Your sister was just beaten within an inch of her life…and you’re smiling and thinking about Maradonia?
The doctor shows up eventually and Joey has to wait outside. He drifts off and starts thinking about the time he was in Hell and people were screaming for water and he didn’t do jack shit, except without any guilt.
Meanwhile, a chap called Dr. Harrison shows up and he and a nurse take care of Maya and do x-rays. Turns out Maya is in Bethesda Hospital, which is a real place in Florida. Later, Maya’s family shows up, and the doctor confers with them and explains there was no internal bleeding, the bruises and cuts will heal, and they’ve put her left hand into a cast. The problem is her hand is pretty bad and she’ll probably never be able to make a fist again.

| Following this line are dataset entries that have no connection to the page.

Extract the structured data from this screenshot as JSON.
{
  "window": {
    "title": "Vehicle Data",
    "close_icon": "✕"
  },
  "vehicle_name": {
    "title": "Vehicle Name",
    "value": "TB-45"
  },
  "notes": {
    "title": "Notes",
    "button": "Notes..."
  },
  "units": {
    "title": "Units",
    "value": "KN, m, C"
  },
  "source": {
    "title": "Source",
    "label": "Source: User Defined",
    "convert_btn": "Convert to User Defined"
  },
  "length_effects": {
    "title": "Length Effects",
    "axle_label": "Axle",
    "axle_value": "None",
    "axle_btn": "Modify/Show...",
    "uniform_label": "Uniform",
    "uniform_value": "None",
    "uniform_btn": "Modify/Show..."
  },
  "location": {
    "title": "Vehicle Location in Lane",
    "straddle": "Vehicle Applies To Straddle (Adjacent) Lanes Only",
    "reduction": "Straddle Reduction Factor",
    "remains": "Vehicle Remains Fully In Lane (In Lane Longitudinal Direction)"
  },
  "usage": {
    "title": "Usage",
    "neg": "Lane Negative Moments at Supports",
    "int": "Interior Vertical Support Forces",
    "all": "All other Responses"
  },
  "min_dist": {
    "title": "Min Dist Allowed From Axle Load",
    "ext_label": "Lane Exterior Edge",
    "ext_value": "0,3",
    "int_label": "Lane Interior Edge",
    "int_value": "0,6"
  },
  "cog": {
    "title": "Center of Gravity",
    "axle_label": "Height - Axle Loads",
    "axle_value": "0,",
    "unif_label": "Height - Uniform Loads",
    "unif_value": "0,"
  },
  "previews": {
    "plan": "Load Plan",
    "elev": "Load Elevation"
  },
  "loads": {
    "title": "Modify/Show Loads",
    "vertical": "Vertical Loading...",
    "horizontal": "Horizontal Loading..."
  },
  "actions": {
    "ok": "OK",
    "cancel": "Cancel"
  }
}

Maya’s mom cries and her dad and Joey want to know who did it to her. Maya can’t remember.
“Whatever it takes, I will find out who beat up my sister Maya,” Joey whispered to himself. “I will surely find these individuals…and then, I will perform for them an illusion show they will never forget.” (page 40)
Uh…okay. An illusion show. Scary!
Her family leaves to give Maya some rest and Maya thinks about how she needs to take some self-defense lessons from the warrior spirits of Maradonia because her karate isn’t cutting it. I would agree.
Suddenly Libertine shows up and smiles at Maya through the window, which is weird because birds can’t smile. Libertine flies away and finds Joey and launches into a long explanation. The Land of Maradonia needs their help!
Joey is annoyed and yells that he has bigger fish to fry, since Maya is hurt. Libertine has the perfect answer:
“I understand you Joey…healing is a process!” (page 42)
Libertine continues. Turns out Plouton has arrived and is searching for Maya and Joey. Tomorrow is the secret meeting at Panorama Ravine, which Libertine knows because she knows everything. Apparently the psychics are preparing a Dance Fest with animal sacrifices to honor Plouton, and this is also where they’ll get the final clue to track down Maya and Joey. Libertine warns him that he needs to start using his Tarnkappe. Joey agrees and then his parents holler at him because they need to leave. Um…okay, where was the part about Maradonia needing their help?
When Joey stepped into the car his mother gave him a peculiar look and uttered “I had the feeling that you were talking to a bird.” (page 43)
Which, fair enough, but uttered?
Joey, of course, takes it a step further:
“Yes Mom, I did! I talk all the time to birds, grasshoppers, snakes and many other different animals and believe it or not…they talk to me!” (page 44).
Smooth. Although his parents don’t believe him, so maybe Joey was just being sarcastic.